Add this book to the spate of recent publications that reflect on the new U.S. dominance in the global economy and the political-military muscle that reinforces that dominance. Here is a voice of “critical realism” that sounds like an echo of Henry Kissinger—much more realist than critical.
Early in his introduction, Glen Stassen asks why a book on the Sermon on the Mount belongs in Jossey-Bass’s series called Enduring Questions in Christian Life. The Sermon on the Mount is indeed an enduring question as well as a central biblical text.
When someone asks me why Muslims don't denounce terrorism, I suggest that he or she Google the words “fatwa against terrorism” (80,000 hits), or name cities in the Muslim world that held major demonstrations against the 9/11 attacks (Tehran, Karachi). Most Muslims do not approve of terrorism. Their response to it is fear—fear of extremists who seem unconstrained by mainstream Islamic law, fear of a son or daughter becoming a "holy warrior," fear for the future of an entire faith community.

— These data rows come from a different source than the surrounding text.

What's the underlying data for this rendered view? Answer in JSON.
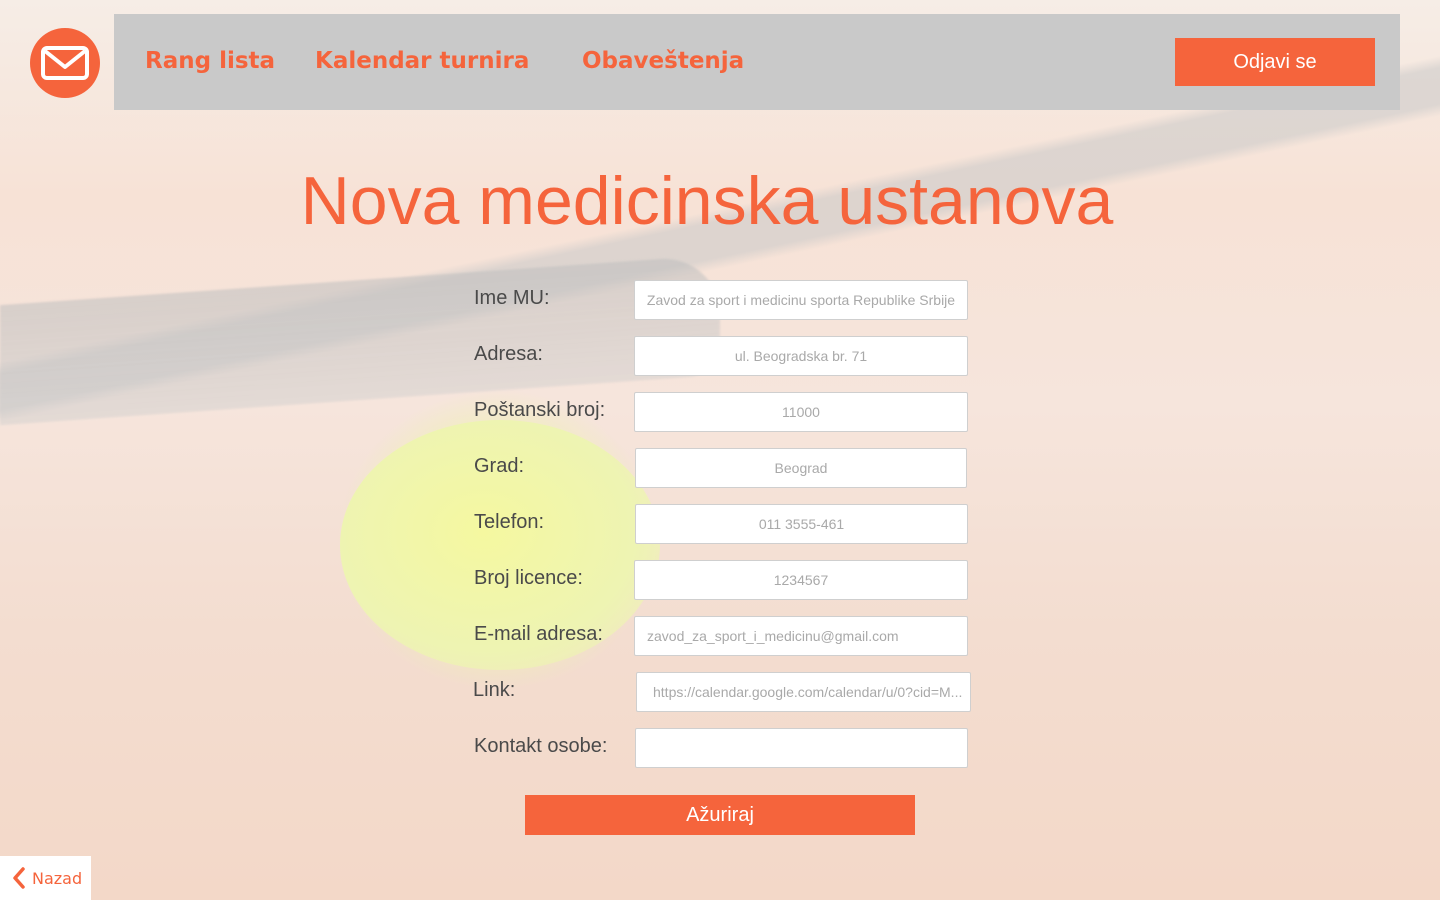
{
  "app": {
    "brand_color": "#f5643c",
    "logo_icon": "envelope-icon"
  },
  "nav": {
    "links": [
      {
        "label": "Rang lista"
      },
      {
        "label": "Kalendar turnira"
      },
      {
        "label": "Obaveštenja"
      }
    ],
    "logout_label": "Odjavi se"
  },
  "page": {
    "title": "Nova medicinska ustanova"
  },
  "form": {
    "fields": [
      {
        "label": "Ime MU:",
        "placeholder": "Zavod za sport i medicinu sporta Republike Srbije",
        "value": ""
      },
      {
        "label": "Adresa:",
        "placeholder": "ul. Beogradska br. 71",
        "value": ""
      },
      {
        "label": "Poštanski broj:",
        "placeholder": "11000",
        "value": ""
      },
      {
        "label": "Grad:",
        "placeholder": "Beograd",
        "value": ""
      },
      {
        "label": "Telefon:",
        "placeholder": "011 3555-461",
        "value": ""
      },
      {
        "label": "Broj licence:",
        "placeholder": "1234567",
        "value": ""
      },
      {
        "label": "E-mail adresa:",
        "placeholder": "zavod_za_sport_i_medicinu@gmail.com",
        "value": ""
      },
      {
        "label": "Link:",
        "placeholder": "https://calendar.google.com/calendar/u/0?cid=M...",
        "value": ""
      },
      {
        "label": "Kontakt osobe:",
        "placeholder": "",
        "value": ""
      }
    ],
    "submit_label": "Ažuriraj"
  },
  "back": {
    "label": "Nazad",
    "icon": "chevron-left-icon"
  }
}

This series of thoughtful essays by evangelical and Mennonite scholars explores alternatives to the Anselmian account of what Christ did to save us. Hans Boersma looks for a way to preserve some form of the substitutionary concept of the atonement but with less emphasis on violence. J.